Please find today’s 5400 word short story here: http://www.chekhovshorts.com/stories/189.html

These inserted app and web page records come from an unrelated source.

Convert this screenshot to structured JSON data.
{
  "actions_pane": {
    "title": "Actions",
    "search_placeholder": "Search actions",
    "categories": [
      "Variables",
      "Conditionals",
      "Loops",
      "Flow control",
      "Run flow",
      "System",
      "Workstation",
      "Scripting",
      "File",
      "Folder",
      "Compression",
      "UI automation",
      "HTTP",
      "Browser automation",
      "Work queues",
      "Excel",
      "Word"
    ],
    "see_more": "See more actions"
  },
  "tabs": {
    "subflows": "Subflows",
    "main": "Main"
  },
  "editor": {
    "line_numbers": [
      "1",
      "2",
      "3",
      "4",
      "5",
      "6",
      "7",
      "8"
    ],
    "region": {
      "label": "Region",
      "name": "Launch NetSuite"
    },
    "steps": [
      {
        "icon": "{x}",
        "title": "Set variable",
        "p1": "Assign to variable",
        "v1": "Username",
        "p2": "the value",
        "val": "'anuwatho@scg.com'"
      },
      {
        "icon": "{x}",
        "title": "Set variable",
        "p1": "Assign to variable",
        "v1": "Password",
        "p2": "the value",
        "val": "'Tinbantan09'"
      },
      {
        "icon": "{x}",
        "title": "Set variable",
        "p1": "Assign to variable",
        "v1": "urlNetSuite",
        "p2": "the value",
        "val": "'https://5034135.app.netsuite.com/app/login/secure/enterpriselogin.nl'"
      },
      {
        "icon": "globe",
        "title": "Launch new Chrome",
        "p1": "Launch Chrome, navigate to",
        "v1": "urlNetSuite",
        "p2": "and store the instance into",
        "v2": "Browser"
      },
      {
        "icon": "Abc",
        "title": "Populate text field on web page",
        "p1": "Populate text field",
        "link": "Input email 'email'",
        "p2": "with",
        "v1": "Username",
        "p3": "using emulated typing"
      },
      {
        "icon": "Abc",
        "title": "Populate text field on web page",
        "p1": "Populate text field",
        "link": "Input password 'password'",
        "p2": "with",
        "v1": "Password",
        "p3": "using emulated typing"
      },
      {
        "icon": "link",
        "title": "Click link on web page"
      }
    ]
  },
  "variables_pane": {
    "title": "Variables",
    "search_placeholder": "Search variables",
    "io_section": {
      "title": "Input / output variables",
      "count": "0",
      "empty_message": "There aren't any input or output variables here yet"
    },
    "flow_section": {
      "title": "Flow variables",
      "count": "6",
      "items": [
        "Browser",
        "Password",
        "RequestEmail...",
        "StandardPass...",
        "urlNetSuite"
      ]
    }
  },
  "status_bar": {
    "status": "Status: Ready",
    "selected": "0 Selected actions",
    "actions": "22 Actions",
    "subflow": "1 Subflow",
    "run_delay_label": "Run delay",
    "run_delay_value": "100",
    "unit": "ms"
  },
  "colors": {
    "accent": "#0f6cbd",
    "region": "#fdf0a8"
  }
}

The Man in the Case certainly lives up to it’s name both figuratively and literally. Two accomplished men spend the night in a barn after what I imagine was a vigorous day of hunting. Discussion about the how the wife of the man whose land they were on had never stepped foot outside of her village prompts Burkin, the schoolteacher, to tell a tale of a moral tyrant at his school who made everybody’s life miserable. Byelikov intimidated students, teachers and even the townsfolks with his unyielding puritanicalism, sucking the life out of everything. People lived in fear of him, even though he was a cowardly clown who physically encasing himself by “wearing goloshes and a warm wadded coat, and carrying an umbrella even in the very finest weather.” As I hate people who wield cheap power like a battering ram, I was more than happy when the history and geography teacher, Milhail, came to town with his sister. To me Milhail from the Ukraine (aka Little Russia) is the hero of this story because he stands up to the little man. One of the lines that Byelikov uses to express his outrage about seeing Milhail and his sister on bikes reminds of the gay marriage opposition in America when they argue that if gay marriage is allowed, then humans will be marrying animals next. “Surely that needs no explanation… If the teacher rides a bicycle, what can you expect the pupils to do? You will have them walking on their heads next!” Yes, sound logic Byelikov. Although Byelikov’s tyrany comes to an end, the town still seems to be repressive, which is too bad. After burkin finishes the story, the wife of the man whose barn they are staying in is heard in the distance. I’m not sure why Chekhov chose to loop this part around since it seemed she was only necessary to launch the story of the Greek teaching tyrant.